◆ **What the task asks**
Go line by line through the listing below and copy those that hold "icon".

= = =

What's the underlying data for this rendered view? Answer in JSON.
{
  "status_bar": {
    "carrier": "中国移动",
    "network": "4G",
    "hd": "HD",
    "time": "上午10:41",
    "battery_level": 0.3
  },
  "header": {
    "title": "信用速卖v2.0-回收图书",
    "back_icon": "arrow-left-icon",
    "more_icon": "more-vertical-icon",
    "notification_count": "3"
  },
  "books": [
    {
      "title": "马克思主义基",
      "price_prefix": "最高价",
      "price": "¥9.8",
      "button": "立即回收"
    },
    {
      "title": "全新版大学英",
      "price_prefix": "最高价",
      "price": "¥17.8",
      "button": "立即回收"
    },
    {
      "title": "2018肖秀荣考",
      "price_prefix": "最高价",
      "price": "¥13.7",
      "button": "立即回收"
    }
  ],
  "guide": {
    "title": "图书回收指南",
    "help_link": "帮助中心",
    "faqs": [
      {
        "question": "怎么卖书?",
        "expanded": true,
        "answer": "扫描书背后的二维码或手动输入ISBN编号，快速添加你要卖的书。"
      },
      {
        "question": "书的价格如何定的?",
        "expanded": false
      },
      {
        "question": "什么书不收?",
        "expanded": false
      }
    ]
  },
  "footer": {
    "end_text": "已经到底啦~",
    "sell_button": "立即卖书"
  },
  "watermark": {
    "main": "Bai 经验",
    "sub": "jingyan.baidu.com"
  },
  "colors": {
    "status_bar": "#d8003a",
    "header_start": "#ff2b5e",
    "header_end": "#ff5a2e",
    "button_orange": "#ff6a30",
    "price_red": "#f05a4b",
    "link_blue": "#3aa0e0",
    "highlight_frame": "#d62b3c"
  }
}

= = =

◆ **Solution to the problem**
    "back_icon": "arrow-left-icon",
    "more_icon": "more-vertical-icon",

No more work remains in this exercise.